Spain is home not to one culture, but many. From unification to dissolution, from empire building to cross-continental conflicts, Spanish diversity is the legacy of its past and is reflected everywhere you look: in society, its mores and the landscape of the country's cities.
Various civilisations have called Spain home over the centuries, including the Phoenicians, the Romans, the Celts and the Moors, and all left their mark along the way.
The Roman imprint in Spain is impossible to miss. Town walls, amphitheatres, aqueducts, dams, bridges and baths are just some of the structures built by the Romans that remain standing in all corners of the country. To behold this Roman past in all its glory, look no further than cities such as Tarragona and Barcelona in Catalonia, Segovia near Madrid, and Cáceres and Mérida in Extremadura. As for the intangible influences, these start with the Spanish language itself, an offspring of Latin, and the spread of Christianity.
Yet although it is renowned as a Catholic country today, we must not forget that large parts of Spain stood under Islamic rule for some eight centuries after the Romans, and traces of this Moorish heritage can be found throughout Spanish culture. It is not for nothing that a significant proportion of the Spanish vocabulary comes from Arabic, including everyday words like arroz meaning rice, a staple of the Spanish diet.
The most obvious examples of this history are in the south of Spain in Andalusia, or Al-Andalus as it was known when the region was ruled by the Moors, as epitomised by the beautiful Great Mosque-Cathedral in Cordoba and the breathtaking Alhambra Palace in Granada, formerly home to several sultans.
Here, as elsewhere, the Islamic architecture rubs shoulders with Western elements, as after the Christian Reconquista both buildings were enlarged and altered, incorporating Renaissance and Baroque features. This fusion is so common across Spain that an adjective exists to describe it, Mudéjar (itself a word with Arabic origins), and hundreds of buildings all over the country fit this description, foremost among them the Alcázar in Seville, Zaragoza's Aljafería Palace and La Seo Cathedral, and several towers in Teruel.
Toledo takes this hybridity to a whole new level, hence its nickname, the City of Three Cultures, referring to the Christian, Muslim and Jewish communities that lived and thrived alongside one another for centuries.
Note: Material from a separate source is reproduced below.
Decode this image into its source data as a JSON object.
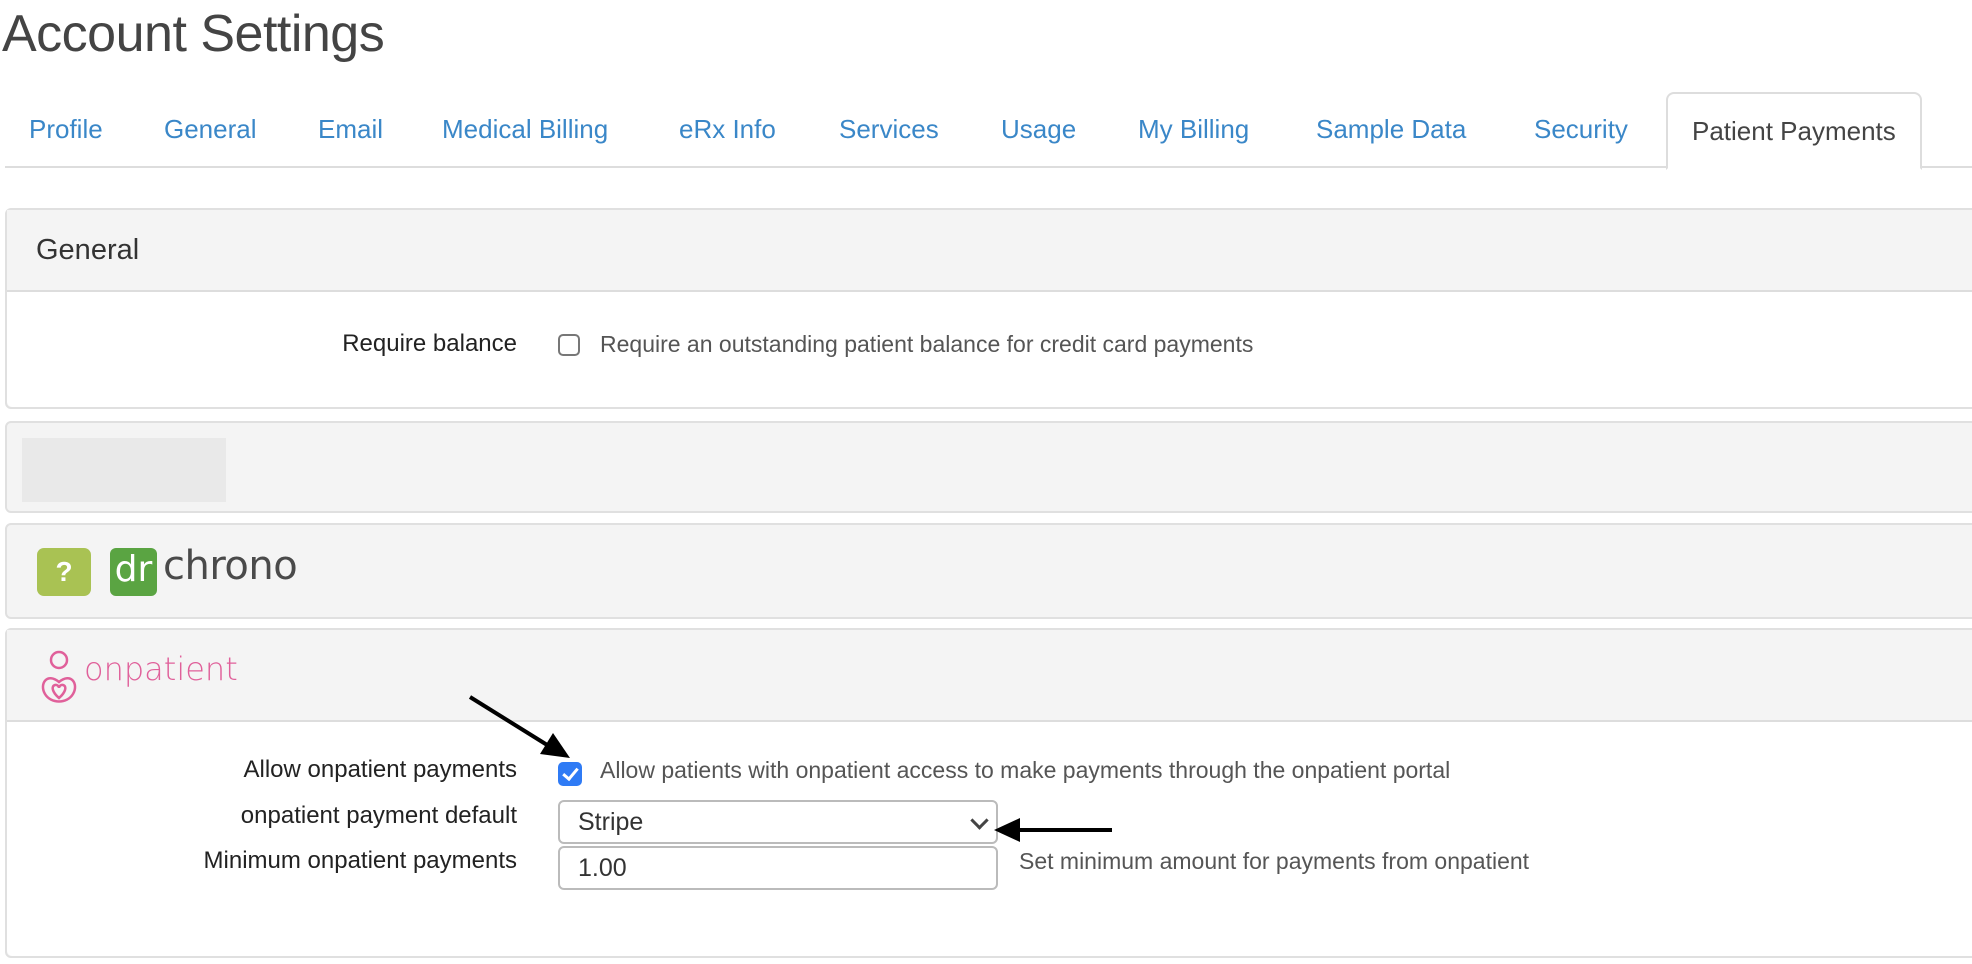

This mixture gave rise to a blossoming cultural scene that famously attracted El Greco, the great artist with whom the city is now also synonymous.
Besides the Romans, Moors and indeed Jews, we also see evidence of Celtic and Phoenician presence in a range of places. For instance, the bagpipes are played in modern-day Asturias and Galicia, in north-west Spain, where the Celtic symbol of the triskele is a common sight. Meanwhile Cádiz, potentially the oldest city in Western Europe, was founded by the Phoenicians, who were also responsible for structures like the Puig des Molins necropolis on the island of Ibiza, whose very name derives from the Phoenician Ibosim.
With such an assorted past, it should be no surprise that modern Spain is equally diverse. On this note, while the country has fervently embraced modernity and cosmopolitanism – as symbolised by buildings like the Guggenheim Museum in Bilbao and Valencia's City of Arts and Science, and by the sophisticated facilities that greet visitors – that does not mean that local and regional flavour has been lost. The different languages and dialects spoken in the various regions – including Catalan, Basque, Galician, Valencian and Asturian –, not to mention the different accents, are just the tip of the iceberg in this respect. Different cultural traditions and customs continue to abound and fascinate, from food to festivals, from music to dance, and from architecture to the arts.
In conclusion, Spain is home to a rich and constantly developing culture which springs from an endlessly fascinating history.